Medicare Part B: What does it Cover?

Medicare B covers the outpatient type of services needed to manage a person's health. This would include medical care needed to prevent illness, and to manage illness when the patient is not admitted to a medical facility, such as a hospital. Medicare part B covers things like doctors visits, Durable Medical Equipment (DME,) mental health…

Medicare Part A: What does it Cover?

Medicare Part A covers hospital type medical expenses. These expenses would include part or all of the costs of inpatient medical stay, supplies for treatment while admitted, skilled nursing facility admissions, hospice care, and even home health care services. Medicare part A is comprehensive, but it does not cover eyeglasses, routine dental care, or hearing…

How to Apply for Medicare?

You can apply for Medicare on the Medicare.gov website. This is normally part of the process when you apply for retirement or disability. By visiting medicare.gov, you can fill out a simple online form. You are given choices to apply for Medicare only, Return to a saved application, or to check your application status. The…

Medicare vs Medicaid: What is the Difference?

The Difference between Medicare and Medicaid is really about who is involved. Medicare is a Federally sponsored health plan while Medicaid is a Federal and State sponsored Health Plan.

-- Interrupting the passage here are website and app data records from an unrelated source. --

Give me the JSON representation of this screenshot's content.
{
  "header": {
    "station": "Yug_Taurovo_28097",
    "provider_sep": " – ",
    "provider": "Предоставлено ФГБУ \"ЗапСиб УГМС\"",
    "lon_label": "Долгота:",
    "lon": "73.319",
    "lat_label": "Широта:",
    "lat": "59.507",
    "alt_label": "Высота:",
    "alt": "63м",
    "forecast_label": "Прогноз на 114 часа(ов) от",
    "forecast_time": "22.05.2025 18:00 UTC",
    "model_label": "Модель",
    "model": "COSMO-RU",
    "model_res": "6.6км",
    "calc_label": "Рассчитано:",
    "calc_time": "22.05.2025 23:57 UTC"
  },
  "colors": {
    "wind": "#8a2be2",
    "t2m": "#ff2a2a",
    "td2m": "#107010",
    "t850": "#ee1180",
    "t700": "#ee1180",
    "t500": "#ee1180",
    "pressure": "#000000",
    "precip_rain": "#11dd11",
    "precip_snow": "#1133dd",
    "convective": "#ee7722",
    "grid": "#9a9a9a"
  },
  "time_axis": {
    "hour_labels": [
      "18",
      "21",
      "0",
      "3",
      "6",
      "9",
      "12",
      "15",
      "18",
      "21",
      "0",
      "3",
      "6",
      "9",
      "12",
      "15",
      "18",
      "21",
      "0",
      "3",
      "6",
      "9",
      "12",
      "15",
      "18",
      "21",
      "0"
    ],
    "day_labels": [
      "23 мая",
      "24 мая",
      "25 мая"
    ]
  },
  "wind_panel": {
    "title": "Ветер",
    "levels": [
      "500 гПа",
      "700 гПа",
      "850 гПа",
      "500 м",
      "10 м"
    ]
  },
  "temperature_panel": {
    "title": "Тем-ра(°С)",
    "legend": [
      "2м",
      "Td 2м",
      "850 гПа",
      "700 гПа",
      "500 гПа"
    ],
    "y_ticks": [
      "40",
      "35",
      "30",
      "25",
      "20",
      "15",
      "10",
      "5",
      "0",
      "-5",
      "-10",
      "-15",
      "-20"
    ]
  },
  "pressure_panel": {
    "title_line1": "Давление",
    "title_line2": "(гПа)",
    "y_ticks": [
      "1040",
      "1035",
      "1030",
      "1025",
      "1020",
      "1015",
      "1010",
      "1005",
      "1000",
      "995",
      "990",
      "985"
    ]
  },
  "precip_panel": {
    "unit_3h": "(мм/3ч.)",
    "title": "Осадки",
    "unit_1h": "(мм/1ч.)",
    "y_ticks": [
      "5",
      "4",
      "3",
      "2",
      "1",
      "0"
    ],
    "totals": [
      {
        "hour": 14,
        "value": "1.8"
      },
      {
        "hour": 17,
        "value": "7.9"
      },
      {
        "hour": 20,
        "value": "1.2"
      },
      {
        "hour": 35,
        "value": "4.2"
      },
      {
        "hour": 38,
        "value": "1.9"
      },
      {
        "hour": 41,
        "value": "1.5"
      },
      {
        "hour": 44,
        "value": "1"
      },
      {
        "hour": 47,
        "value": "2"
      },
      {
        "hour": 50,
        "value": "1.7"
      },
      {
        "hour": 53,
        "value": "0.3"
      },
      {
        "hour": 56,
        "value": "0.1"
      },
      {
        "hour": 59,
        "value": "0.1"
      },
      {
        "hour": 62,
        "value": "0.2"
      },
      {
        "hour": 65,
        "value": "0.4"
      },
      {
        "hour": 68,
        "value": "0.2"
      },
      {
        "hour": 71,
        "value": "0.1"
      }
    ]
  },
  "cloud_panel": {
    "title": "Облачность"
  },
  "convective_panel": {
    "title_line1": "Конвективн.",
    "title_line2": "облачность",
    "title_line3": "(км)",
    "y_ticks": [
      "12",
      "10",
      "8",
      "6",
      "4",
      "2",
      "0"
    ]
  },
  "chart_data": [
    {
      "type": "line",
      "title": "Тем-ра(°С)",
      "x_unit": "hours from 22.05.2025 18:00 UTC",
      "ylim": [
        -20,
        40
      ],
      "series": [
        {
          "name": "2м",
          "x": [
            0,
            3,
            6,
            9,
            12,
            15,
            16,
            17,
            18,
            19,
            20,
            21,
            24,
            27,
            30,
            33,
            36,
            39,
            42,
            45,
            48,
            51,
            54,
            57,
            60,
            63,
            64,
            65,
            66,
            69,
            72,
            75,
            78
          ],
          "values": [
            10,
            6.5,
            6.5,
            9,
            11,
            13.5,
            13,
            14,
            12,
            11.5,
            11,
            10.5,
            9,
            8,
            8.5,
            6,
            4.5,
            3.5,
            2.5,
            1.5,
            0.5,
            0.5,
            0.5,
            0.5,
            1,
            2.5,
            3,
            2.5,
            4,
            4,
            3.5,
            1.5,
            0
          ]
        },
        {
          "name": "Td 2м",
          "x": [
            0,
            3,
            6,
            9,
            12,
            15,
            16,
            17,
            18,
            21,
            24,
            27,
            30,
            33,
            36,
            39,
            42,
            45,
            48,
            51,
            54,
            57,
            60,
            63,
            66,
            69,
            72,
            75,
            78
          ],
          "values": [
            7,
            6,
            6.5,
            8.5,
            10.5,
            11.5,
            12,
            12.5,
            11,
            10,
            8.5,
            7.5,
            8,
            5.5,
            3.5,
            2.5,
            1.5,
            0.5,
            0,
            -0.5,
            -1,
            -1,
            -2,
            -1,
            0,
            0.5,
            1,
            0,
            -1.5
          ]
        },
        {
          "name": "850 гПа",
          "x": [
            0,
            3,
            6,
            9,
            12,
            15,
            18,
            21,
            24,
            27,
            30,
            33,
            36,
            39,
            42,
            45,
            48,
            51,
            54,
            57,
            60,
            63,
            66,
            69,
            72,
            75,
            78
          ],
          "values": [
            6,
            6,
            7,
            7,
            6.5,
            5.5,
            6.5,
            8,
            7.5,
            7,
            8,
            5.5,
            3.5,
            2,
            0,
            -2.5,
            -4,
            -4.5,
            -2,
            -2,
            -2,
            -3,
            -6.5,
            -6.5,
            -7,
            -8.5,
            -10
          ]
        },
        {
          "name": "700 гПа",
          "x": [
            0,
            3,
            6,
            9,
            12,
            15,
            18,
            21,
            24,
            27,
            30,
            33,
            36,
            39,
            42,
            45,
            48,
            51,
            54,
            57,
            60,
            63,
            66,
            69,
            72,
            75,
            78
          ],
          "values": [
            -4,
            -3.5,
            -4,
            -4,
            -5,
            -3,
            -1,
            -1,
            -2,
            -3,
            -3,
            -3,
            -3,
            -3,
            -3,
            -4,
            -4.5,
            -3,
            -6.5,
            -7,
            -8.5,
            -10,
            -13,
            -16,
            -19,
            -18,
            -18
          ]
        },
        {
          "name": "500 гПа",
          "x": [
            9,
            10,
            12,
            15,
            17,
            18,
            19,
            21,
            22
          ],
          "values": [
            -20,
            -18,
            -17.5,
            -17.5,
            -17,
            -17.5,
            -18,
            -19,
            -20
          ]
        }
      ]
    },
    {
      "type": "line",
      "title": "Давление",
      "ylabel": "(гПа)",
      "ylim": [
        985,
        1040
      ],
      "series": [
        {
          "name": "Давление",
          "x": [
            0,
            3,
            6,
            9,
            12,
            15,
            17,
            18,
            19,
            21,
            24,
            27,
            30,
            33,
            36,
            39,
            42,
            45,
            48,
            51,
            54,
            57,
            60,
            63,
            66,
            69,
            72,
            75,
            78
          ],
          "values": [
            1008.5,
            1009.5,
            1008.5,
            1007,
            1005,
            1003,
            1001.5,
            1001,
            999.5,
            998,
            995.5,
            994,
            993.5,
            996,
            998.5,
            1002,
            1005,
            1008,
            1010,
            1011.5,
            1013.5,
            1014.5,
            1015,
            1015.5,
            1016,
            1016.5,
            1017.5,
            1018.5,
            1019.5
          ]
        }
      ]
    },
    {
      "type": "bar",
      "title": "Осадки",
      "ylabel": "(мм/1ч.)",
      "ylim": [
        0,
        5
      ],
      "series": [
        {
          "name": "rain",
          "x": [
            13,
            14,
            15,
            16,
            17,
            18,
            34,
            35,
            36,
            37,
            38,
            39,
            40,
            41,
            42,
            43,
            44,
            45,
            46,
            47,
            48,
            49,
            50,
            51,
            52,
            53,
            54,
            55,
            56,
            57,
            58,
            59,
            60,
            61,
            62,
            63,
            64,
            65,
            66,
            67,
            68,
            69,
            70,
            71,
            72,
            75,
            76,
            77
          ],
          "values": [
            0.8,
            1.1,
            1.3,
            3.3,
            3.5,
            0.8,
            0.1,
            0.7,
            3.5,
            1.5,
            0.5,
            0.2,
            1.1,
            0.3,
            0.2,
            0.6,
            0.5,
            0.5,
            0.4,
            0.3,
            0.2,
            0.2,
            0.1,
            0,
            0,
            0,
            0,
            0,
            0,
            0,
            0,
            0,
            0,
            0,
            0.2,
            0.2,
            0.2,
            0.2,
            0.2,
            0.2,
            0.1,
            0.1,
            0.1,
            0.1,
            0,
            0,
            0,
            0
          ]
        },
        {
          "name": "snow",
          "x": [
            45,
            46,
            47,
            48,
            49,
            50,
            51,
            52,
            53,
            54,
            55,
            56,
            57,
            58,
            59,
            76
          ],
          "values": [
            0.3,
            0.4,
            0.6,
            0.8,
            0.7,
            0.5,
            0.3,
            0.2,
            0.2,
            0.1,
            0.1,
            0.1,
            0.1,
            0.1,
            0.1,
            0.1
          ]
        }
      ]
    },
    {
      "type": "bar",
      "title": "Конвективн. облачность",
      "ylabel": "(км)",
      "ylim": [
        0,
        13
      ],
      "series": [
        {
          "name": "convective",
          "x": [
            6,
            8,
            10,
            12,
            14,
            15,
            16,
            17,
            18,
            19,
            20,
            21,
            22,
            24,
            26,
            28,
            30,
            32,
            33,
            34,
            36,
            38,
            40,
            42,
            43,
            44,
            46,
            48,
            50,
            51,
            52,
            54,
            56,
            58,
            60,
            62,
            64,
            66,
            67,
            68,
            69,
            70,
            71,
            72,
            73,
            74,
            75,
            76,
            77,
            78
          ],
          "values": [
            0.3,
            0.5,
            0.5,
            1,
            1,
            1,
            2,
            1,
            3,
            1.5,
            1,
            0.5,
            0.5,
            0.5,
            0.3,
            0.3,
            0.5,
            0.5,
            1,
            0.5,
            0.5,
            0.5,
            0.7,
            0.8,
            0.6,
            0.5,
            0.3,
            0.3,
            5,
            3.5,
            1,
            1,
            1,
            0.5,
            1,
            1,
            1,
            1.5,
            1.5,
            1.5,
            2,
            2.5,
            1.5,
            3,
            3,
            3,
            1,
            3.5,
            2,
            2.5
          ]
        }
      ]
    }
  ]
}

Medicare is available for qualifying people who are aged 65 or older or those people who have suffered a qualifying disability for more than 24 months.…

What if I have a Secondary Health Care Insurance?

The answer to that question depends on the rules of Coordination of Benefits. Sometimes Medicare will pay first, and your secondary insurance will pay second. Sometimes it is the other way around. What happens is that each type of insurance that you have is listed as a payer. Then each payer is assigned a number…

Employer Prescription Coverage: Does it work with Medicare?

Medicare requires that every Medicare beneficiary be enrolled in a qualifying Prescription Drug Program. Those would be: A qualifying Employer or Union Prescription Drug Program must be as comprehensive in coverage as Medicare part D. If your employer, past employer or Union offer a qualifying Prescription Drug Plan, then you do not have to enroll…

Medicare Effective Dates: How do they work?

There are two effective dates for the two types of qualified events. The first is the day you turn 65 years of age. This would be your effective date for Original Medicare part A and part B. The second effective date is for those who suffer from a qualifying disability. The effective date for your…